What is required:
Go through the material and set down every line without alteration.

[Entries provided — start]

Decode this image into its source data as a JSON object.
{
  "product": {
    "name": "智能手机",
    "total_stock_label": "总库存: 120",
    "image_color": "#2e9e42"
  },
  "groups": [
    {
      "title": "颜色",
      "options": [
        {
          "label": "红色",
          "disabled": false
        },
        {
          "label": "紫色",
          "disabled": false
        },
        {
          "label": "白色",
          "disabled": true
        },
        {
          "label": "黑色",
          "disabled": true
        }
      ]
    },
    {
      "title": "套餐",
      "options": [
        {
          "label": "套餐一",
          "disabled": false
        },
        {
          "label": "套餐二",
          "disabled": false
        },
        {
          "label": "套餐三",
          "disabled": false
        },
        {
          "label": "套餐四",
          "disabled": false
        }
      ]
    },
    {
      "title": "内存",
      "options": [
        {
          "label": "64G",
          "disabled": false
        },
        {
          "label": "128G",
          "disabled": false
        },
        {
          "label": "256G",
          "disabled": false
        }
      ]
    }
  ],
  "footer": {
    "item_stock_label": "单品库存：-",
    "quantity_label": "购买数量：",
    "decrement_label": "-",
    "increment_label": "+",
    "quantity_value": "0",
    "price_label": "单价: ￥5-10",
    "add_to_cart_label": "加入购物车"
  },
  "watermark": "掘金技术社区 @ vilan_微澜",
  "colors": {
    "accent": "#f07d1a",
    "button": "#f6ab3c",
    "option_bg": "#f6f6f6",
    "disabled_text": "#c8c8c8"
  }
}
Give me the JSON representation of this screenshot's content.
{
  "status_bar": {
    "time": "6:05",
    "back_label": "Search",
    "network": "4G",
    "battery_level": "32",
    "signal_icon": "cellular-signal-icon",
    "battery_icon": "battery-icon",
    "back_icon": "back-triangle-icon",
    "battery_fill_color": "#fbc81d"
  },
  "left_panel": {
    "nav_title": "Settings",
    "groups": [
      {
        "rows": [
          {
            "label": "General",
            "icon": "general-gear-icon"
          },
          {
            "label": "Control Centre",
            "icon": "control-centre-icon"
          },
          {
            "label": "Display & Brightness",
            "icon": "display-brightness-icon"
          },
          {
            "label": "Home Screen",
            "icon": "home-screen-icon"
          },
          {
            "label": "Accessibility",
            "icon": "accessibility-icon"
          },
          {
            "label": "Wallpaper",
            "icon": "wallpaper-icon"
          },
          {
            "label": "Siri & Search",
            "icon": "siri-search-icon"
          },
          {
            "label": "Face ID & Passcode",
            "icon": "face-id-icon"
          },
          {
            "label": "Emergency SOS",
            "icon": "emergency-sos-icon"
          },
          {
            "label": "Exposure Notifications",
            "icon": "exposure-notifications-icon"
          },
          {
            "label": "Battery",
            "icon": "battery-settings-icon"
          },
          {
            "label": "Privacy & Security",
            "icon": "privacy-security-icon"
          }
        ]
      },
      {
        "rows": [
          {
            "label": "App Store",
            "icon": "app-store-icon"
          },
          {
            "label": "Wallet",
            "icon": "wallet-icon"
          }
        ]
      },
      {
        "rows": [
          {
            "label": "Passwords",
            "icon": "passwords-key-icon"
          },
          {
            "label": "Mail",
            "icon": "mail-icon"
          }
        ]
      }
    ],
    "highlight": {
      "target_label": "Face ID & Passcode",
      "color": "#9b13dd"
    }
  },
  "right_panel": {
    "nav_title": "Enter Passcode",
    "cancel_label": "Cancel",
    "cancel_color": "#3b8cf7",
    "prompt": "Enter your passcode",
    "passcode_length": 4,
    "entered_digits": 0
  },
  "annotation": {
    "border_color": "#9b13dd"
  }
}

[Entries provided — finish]

Output of the exercise:
Decode this image into its source data as a JSON object.
{
  "product": {
    "name": "智能手机",
    "total_stock_label": "总库存: 120",
    "image_color": "#2e9e42"
  },
  "groups": [
    {
      "title": "颜色",
      "options": [
        {
          "label": "红色",
          "disabled": false
        },
        {
          "label": "紫色",
          "disabled": false
        },
        {
          "label": "白色",
          "disabled": true
        },
        {
          "label": "黑色",
          "disabled": true
        }
      ]
    },
    {
      "title": "套餐",
      "options": [
        {
          "label": "套餐一",
          "disabled": false
        },
        {
          "label": "套餐二",
          "disabled": false
        },
        {
          "label": "套餐三",
          "disabled": false
        },
        {
          "label": "套餐四",
          "disabled": false
        }
      ]
    },
    {
      "title": "内存",
      "options": [
        {
          "label": "64G",
          "disabled": false
        },
        {
          "label": "128G",
          "disabled": false
        },
        {
          "label": "256G",
          "disabled": false
        }
      ]
    }
  ],
  "footer": {
    "item_stock_label": "单品库存：-",
    "quantity_label": "购买数量：",
    "decrement_label": "-",
    "increment_label": "+",
    "quantity_value": "0",
    "price_label": "单价: ￥5-10",
    "add_to_cart_label": "加入购物车"
  },
  "watermark": "掘金技术社区 @ vilan_微澜",
  "colors": {
    "accent": "#f07d1a",
    "button": "#f6ab3c",
    "option_bg": "#f6f6f6",
    "disabled_text": "#c8c8c8"
  }
}
Give me the JSON representation of this screenshot's content.
{
  "status_bar": {
    "time": "6:05",
    "back_label": "Search",
    "network": "4G",
    "battery_level": "32",
    "signal_icon": "cellular-signal-icon",
    "battery_icon": "battery-icon",
    "back_icon": "back-triangle-icon",
    "battery_fill_color": "#fbc81d"
  },
  "left_panel": {
    "nav_title": "Settings",
    "groups": [
      {
        "rows": [
          {
            "label": "General",
            "icon": "general-gear-icon"
          },
          {
            "label": "Control Centre",
            "icon": "control-centre-icon"
          },
          {
            "label": "Display & Brightness",
            "icon": "display-brightness-icon"
          },
          {
            "label": "Home Screen",
            "icon": "home-screen-icon"
          },
          {
            "label": "Accessibility",
            "icon": "accessibility-icon"
          },
          {
            "label": "Wallpaper",
            "icon": "wallpaper-icon"
          },
          {
            "label": "Siri & Search",
            "icon": "siri-search-icon"
          },
          {
            "label": "Face ID & Passcode",
            "icon": "face-id-icon"
          },
          {
            "label": "Emergency SOS",
            "icon": "emergency-sos-icon"
          },
          {
            "label": "Exposure Notifications",
            "icon": "exposure-notifications-icon"
          },
          {
            "label": "Battery",
            "icon": "battery-settings-icon"
          },
          {
            "label": "Privacy & Security",
            "icon": "privacy-security-icon"
          }
        ]
      },
      {
        "rows": [
          {
            "label": "App Store",
            "icon": "app-store-icon"
          },
          {
            "label": "Wallet",
            "icon": "wallet-icon"
          }
        ]
      },
      {
        "rows": [
          {
            "label": "Passwords",
            "icon": "passwords-key-icon"
          },
          {
            "label": "Mail",
            "icon": "mail-icon"
          }
        ]
      }
    ],
    "highlight": {
      "target_label": "Face ID & Passcode",
      "color": "#9b13dd"
    }
  },
  "right_panel": {
    "nav_title": "Enter Passcode",
    "cancel_label": "Cancel",
    "cancel_color": "#3b8cf7",
    "prompt": "Enter your passcode",
    "passcode_length": 4,
    "entered_digits": 0
  },
  "annotation": {
    "border_color": "#9b13dd"
  }
}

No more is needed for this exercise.